**What this task involves**
Where the word "JSON" shows up in a line below, that line is counted. State how many lines are counted, without any other words.
═════ Dataset entries
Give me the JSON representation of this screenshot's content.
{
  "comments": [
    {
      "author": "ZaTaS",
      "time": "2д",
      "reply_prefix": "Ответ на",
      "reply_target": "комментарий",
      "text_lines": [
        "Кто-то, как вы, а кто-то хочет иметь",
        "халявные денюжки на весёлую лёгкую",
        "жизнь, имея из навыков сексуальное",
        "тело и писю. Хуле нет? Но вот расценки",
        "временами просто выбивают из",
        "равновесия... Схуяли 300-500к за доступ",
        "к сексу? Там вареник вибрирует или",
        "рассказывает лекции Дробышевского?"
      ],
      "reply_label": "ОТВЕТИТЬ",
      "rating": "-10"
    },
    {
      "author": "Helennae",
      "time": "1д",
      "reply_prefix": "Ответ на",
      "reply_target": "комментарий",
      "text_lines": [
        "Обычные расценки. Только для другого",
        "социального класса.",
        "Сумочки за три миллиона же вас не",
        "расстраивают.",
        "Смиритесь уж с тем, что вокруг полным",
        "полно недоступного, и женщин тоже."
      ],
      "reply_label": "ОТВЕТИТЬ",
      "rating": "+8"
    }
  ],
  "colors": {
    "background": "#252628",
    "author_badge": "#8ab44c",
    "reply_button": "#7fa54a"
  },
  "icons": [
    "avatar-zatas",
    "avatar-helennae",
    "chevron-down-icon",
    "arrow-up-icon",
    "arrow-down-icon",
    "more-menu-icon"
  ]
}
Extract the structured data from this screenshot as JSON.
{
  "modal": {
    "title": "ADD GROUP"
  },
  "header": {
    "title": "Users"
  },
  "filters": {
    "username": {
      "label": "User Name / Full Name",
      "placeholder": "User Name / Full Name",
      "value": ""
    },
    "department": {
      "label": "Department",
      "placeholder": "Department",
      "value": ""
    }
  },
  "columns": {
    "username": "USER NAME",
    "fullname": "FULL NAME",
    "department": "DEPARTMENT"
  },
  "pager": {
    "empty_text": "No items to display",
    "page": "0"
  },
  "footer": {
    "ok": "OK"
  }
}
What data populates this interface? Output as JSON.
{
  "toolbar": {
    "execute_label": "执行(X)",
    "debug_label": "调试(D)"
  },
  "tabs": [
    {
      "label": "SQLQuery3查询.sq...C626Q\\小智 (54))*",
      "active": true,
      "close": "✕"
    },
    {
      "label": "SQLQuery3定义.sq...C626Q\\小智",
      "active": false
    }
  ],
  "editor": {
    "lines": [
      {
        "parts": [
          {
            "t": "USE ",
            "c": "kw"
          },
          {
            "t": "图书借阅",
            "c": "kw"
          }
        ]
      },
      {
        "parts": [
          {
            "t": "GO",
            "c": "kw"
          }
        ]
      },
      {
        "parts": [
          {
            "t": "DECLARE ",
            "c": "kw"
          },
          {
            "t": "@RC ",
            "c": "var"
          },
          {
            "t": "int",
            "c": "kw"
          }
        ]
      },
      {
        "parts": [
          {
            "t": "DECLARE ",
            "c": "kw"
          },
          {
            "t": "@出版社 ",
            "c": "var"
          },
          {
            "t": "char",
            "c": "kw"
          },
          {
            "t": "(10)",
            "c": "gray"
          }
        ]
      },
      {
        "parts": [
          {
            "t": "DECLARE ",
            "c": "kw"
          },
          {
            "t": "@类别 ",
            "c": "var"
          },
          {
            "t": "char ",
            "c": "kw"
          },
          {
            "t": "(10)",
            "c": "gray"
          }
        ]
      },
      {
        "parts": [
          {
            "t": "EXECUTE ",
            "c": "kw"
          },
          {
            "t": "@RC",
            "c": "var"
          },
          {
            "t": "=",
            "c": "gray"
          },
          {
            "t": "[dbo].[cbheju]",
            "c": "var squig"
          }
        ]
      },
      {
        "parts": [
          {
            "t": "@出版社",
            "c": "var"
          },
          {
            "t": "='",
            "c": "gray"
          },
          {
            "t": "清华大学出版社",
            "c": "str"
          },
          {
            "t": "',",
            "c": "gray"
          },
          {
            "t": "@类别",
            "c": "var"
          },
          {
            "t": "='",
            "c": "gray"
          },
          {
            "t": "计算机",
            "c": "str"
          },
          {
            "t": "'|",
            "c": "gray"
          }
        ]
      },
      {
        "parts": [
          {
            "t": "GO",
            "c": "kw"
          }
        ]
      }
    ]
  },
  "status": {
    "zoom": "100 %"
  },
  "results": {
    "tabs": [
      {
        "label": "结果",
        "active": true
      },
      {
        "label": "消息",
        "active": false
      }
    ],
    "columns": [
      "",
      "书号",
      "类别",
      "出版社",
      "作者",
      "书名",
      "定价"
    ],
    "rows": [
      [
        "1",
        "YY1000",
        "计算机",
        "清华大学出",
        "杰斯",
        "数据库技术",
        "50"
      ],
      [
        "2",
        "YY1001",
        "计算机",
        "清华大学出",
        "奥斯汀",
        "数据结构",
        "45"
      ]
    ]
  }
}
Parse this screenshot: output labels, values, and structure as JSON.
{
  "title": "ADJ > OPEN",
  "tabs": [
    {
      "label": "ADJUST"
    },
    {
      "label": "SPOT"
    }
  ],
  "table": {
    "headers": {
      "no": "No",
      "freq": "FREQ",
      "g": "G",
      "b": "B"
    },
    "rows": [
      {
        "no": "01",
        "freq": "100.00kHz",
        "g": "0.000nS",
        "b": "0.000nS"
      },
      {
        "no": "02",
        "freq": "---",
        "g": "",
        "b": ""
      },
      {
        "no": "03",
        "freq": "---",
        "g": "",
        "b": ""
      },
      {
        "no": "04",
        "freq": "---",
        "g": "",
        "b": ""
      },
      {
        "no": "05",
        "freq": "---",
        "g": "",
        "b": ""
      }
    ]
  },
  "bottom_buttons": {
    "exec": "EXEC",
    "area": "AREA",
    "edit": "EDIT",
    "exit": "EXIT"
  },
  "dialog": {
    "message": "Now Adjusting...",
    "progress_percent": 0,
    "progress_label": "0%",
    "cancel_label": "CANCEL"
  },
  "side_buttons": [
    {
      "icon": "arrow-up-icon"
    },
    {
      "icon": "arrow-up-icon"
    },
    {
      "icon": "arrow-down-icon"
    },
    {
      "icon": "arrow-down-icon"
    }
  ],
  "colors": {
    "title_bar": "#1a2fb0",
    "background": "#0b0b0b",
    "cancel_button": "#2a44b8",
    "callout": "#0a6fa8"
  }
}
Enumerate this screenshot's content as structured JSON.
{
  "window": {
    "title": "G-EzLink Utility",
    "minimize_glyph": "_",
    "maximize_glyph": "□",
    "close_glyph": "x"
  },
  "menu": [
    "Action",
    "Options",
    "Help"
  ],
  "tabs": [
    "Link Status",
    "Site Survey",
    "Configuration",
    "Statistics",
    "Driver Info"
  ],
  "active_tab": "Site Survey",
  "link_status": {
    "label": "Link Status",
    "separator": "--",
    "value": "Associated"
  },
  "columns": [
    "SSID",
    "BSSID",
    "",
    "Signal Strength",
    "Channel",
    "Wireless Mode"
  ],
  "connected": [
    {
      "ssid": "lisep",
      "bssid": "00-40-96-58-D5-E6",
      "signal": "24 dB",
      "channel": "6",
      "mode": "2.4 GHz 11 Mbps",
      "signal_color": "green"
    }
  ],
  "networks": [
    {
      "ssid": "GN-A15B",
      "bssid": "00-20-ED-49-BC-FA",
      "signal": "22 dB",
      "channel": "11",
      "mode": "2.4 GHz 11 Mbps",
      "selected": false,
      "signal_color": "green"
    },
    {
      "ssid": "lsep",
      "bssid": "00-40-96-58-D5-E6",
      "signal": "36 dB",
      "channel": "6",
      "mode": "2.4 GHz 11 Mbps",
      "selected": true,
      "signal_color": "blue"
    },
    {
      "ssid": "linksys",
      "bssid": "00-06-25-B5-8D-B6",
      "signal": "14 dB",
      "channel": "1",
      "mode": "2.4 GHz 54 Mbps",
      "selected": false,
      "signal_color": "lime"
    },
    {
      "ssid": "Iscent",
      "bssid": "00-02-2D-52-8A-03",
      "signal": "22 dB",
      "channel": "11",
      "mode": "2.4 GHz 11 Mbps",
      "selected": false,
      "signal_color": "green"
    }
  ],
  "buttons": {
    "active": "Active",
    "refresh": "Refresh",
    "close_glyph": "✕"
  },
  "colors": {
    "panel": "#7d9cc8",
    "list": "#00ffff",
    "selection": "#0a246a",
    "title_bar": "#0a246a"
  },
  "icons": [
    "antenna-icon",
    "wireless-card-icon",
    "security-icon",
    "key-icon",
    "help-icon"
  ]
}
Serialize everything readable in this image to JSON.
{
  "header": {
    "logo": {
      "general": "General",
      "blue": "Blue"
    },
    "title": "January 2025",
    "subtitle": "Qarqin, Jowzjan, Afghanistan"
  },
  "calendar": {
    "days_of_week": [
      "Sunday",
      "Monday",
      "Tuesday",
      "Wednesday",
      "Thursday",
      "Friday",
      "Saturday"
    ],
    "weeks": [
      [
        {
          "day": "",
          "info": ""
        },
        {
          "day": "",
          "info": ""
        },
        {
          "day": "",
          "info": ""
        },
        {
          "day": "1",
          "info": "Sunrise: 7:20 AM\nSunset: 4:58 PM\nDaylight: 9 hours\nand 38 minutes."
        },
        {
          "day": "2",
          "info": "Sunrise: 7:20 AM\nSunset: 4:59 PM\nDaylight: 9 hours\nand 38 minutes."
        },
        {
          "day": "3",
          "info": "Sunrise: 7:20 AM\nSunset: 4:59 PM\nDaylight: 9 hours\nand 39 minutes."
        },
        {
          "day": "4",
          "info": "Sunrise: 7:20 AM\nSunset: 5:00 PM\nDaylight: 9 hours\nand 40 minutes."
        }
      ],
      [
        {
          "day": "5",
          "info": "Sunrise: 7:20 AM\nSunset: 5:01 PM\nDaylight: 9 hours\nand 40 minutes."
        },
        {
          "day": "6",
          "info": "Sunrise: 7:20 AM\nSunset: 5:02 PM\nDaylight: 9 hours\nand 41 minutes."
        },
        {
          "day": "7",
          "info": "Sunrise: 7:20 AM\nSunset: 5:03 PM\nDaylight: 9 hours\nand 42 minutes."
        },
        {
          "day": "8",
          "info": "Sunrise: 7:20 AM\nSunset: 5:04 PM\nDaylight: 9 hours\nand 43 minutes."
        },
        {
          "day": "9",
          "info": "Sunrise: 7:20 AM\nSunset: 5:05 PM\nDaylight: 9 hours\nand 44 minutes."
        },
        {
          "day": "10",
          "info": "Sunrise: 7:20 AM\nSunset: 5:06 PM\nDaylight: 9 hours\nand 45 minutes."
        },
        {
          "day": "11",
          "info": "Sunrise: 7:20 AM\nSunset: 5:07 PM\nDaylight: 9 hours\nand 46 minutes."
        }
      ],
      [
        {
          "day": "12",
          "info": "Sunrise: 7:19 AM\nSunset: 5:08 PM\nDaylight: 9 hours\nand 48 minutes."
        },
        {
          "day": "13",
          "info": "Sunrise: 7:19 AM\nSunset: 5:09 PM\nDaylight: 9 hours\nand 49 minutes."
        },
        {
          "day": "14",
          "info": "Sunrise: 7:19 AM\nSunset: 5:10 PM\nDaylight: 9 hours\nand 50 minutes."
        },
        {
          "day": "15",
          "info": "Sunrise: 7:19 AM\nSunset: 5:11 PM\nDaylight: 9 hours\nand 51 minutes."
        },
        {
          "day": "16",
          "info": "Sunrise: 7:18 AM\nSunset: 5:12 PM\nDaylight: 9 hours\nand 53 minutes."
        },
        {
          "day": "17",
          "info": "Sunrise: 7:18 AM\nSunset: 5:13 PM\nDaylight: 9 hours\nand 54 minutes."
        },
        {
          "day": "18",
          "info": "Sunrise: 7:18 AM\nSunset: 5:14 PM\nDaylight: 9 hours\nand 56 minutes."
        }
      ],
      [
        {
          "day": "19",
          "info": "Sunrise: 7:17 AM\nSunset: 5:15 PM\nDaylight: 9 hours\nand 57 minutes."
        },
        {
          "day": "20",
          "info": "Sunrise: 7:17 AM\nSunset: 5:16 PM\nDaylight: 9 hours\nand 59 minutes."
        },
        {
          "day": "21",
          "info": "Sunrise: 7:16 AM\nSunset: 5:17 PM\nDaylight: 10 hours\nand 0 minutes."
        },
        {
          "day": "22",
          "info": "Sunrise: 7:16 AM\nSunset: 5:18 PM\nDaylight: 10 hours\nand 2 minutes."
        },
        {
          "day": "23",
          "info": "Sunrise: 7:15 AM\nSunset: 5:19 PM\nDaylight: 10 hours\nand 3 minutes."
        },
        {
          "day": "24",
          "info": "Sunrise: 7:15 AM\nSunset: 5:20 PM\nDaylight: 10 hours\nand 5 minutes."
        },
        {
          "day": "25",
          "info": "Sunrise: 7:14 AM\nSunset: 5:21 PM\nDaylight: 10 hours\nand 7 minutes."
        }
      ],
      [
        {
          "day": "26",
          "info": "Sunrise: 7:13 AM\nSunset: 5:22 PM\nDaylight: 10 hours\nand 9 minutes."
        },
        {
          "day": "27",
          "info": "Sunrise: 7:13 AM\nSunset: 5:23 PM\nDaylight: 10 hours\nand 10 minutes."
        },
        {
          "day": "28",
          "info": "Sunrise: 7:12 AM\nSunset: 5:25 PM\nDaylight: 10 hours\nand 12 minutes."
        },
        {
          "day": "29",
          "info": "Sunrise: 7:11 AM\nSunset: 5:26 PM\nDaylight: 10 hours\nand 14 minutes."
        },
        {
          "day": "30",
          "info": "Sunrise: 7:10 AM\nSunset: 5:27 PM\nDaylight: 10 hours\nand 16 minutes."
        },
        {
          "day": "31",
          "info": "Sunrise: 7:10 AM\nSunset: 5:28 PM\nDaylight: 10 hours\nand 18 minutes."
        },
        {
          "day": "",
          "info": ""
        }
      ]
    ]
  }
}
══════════
**Task solution**
6